Records supplied:
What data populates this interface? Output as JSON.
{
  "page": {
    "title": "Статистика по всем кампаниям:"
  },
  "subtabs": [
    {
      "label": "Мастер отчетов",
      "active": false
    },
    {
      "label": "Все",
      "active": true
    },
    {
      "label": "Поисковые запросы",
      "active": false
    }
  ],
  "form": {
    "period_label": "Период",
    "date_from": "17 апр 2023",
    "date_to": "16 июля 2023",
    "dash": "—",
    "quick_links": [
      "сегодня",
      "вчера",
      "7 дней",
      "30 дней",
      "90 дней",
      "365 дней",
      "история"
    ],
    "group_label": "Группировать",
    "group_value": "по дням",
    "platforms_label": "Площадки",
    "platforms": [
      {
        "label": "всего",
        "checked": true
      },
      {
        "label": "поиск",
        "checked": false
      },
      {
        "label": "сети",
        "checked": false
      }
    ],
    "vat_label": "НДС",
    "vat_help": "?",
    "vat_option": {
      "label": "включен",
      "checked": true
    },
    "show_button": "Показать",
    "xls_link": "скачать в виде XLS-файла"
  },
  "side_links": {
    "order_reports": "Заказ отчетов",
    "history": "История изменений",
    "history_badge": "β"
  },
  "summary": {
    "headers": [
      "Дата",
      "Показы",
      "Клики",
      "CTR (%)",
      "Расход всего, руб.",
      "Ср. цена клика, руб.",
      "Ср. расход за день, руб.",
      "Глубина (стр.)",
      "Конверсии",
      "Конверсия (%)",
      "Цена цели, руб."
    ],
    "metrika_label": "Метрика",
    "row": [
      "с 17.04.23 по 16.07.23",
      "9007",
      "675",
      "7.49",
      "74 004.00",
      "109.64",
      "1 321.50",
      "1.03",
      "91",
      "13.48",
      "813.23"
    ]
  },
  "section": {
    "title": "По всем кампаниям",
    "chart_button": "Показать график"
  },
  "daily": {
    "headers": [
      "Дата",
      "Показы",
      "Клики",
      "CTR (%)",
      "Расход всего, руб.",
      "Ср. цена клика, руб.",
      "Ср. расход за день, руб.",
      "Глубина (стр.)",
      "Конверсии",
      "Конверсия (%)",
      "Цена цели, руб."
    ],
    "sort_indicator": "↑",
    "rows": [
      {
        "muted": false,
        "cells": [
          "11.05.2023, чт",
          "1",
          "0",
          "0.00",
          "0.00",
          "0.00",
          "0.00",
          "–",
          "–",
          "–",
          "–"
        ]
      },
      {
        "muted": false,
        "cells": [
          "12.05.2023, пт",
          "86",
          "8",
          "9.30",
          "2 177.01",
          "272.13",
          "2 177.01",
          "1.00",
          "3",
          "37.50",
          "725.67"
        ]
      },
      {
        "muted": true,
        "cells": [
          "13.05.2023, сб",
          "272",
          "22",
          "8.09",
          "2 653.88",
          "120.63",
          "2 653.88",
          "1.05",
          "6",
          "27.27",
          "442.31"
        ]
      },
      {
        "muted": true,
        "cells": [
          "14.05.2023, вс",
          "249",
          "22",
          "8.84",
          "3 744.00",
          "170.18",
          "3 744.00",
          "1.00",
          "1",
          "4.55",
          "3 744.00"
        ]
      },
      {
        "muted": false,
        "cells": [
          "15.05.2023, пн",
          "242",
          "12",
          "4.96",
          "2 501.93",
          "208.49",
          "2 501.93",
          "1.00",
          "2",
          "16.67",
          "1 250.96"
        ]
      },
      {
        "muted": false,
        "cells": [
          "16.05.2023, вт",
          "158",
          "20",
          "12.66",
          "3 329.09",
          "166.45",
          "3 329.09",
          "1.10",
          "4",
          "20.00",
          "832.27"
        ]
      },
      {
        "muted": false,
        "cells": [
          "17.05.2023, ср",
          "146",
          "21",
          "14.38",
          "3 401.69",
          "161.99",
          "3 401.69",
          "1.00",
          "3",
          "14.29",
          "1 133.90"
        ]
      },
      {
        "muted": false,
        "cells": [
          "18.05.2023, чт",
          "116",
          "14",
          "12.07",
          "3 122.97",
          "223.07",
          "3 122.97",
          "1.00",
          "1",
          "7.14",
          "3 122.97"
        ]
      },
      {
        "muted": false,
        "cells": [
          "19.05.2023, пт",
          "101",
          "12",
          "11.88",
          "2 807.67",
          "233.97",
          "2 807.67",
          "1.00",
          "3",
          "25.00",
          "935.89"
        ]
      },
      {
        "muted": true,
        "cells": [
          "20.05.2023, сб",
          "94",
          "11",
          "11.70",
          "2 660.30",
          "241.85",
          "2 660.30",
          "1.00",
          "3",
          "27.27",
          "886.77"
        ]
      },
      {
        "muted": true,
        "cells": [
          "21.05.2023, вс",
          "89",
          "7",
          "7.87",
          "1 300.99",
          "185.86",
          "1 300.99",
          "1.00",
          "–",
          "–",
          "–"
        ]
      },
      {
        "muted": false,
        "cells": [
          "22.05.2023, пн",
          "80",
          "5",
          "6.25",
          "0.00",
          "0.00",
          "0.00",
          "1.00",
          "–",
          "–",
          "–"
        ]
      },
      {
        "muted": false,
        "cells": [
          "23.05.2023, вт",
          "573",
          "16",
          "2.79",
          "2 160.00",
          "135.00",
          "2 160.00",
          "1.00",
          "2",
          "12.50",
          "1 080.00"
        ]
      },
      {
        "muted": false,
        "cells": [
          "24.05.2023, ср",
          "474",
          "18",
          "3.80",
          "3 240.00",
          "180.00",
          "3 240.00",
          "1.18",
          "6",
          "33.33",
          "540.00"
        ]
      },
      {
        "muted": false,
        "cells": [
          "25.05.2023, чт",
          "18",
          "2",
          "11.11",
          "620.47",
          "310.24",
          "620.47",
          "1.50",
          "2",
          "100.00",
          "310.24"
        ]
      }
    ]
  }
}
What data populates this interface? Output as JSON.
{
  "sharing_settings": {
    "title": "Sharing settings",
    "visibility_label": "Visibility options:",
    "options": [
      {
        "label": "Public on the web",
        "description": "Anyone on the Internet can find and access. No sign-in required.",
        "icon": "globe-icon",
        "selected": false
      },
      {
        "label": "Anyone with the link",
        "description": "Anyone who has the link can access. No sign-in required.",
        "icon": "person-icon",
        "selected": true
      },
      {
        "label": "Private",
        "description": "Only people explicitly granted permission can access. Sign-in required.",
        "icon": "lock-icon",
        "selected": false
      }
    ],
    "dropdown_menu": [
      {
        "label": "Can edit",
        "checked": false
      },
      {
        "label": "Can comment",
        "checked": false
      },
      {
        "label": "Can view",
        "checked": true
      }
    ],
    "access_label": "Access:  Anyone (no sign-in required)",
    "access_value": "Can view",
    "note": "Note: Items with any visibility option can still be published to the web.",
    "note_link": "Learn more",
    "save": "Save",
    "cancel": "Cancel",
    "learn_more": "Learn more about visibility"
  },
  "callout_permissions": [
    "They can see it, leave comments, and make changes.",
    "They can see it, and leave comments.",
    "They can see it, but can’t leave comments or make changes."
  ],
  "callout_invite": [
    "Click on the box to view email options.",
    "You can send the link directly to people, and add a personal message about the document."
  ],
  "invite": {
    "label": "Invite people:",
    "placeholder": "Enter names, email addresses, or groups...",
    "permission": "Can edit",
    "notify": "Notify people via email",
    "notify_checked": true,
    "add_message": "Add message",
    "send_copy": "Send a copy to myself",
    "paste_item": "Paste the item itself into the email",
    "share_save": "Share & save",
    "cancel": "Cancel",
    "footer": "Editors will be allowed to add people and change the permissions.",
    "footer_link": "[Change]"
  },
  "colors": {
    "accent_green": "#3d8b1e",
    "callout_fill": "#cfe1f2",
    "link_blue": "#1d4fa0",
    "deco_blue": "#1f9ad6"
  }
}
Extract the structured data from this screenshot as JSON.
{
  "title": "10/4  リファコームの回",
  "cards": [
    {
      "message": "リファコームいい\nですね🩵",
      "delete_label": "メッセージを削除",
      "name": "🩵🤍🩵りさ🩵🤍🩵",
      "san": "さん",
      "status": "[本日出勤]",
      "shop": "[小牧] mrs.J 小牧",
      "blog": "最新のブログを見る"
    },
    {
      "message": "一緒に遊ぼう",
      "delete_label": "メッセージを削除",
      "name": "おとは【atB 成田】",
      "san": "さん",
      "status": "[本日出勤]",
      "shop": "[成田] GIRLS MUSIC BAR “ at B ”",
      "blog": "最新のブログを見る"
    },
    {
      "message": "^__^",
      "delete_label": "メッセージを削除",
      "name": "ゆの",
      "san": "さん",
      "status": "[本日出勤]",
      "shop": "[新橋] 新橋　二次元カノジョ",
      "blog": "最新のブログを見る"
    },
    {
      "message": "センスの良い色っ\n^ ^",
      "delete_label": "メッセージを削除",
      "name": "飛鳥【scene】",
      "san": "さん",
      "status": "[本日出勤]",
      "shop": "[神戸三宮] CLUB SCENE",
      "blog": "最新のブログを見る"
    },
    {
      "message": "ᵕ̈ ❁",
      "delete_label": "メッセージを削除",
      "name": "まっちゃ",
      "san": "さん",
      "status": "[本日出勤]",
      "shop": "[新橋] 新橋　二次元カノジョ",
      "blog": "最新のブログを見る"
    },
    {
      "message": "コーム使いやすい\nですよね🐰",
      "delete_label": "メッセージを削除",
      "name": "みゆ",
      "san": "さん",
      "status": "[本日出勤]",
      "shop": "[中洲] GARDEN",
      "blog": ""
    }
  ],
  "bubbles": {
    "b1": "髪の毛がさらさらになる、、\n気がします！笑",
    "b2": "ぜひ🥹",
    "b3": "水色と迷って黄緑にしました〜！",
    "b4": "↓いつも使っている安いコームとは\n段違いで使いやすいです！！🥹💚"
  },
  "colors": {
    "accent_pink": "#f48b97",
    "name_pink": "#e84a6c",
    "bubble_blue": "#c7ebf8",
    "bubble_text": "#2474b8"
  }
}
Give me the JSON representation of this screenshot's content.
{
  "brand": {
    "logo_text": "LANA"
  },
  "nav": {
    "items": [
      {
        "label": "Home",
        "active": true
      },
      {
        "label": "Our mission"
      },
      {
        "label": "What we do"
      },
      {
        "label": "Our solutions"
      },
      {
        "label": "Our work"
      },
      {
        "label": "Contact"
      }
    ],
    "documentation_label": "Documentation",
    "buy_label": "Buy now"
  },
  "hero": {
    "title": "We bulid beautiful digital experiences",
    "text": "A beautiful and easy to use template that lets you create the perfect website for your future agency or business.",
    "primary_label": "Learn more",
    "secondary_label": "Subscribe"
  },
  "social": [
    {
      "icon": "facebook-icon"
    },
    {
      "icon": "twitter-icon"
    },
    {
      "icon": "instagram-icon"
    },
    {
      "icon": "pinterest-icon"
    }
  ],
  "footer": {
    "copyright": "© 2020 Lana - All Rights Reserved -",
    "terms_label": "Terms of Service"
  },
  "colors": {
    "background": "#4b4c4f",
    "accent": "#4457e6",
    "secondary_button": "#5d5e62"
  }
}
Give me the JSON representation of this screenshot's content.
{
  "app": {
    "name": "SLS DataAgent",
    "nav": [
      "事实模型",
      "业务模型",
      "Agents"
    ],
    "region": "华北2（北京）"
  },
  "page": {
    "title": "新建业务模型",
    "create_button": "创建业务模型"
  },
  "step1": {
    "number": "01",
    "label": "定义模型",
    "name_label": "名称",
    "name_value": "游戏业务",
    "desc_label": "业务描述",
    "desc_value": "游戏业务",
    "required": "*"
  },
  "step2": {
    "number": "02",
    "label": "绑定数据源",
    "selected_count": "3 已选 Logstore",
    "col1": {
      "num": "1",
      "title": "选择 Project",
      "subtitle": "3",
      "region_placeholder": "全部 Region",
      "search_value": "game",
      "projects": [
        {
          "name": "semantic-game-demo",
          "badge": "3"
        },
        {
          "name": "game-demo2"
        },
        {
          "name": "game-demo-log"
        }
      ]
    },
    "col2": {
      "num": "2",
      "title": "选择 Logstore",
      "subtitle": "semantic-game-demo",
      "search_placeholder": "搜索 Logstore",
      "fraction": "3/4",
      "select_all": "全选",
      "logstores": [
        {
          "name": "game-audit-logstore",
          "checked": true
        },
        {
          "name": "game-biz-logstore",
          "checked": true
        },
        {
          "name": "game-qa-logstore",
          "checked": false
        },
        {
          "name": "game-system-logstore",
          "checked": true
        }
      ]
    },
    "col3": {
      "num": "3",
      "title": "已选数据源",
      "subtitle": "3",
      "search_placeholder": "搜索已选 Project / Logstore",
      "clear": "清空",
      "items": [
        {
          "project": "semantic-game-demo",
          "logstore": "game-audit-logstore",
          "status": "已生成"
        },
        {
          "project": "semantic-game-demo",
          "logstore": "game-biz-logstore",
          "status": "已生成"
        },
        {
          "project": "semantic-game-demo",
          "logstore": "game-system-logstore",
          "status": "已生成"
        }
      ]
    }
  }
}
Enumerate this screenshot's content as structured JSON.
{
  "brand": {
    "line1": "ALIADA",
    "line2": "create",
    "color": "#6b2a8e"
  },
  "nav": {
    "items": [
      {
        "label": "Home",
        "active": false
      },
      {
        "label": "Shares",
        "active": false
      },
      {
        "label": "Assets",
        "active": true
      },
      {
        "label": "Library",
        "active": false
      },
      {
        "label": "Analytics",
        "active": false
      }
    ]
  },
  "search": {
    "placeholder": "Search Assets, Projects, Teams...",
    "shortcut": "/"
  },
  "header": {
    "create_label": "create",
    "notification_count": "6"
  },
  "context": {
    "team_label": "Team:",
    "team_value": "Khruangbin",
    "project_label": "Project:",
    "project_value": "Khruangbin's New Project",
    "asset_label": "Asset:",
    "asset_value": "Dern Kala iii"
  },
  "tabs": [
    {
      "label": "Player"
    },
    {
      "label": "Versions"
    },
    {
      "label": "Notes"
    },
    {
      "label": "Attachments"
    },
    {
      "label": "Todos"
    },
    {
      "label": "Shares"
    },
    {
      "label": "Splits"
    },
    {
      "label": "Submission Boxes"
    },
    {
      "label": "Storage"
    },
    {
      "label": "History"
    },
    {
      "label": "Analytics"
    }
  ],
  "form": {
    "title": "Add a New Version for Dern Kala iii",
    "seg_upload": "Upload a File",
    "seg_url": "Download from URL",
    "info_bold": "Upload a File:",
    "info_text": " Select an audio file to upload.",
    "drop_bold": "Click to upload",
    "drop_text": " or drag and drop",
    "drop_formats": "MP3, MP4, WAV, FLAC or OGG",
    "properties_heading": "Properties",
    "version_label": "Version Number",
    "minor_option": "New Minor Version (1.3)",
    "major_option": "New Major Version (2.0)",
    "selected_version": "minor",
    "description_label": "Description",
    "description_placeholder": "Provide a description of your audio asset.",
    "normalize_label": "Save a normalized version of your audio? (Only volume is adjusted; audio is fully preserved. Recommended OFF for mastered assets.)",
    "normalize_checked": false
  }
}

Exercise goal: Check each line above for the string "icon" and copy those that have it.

Response to this exercise:
        "icon": "globe-icon",
        "icon": "person-icon",
        "icon": "lock-icon",
      "icon": "facebook-icon"
      "icon": "twitter-icon"
      "icon": "instagram-icon"
      "icon": "pinterest-icon"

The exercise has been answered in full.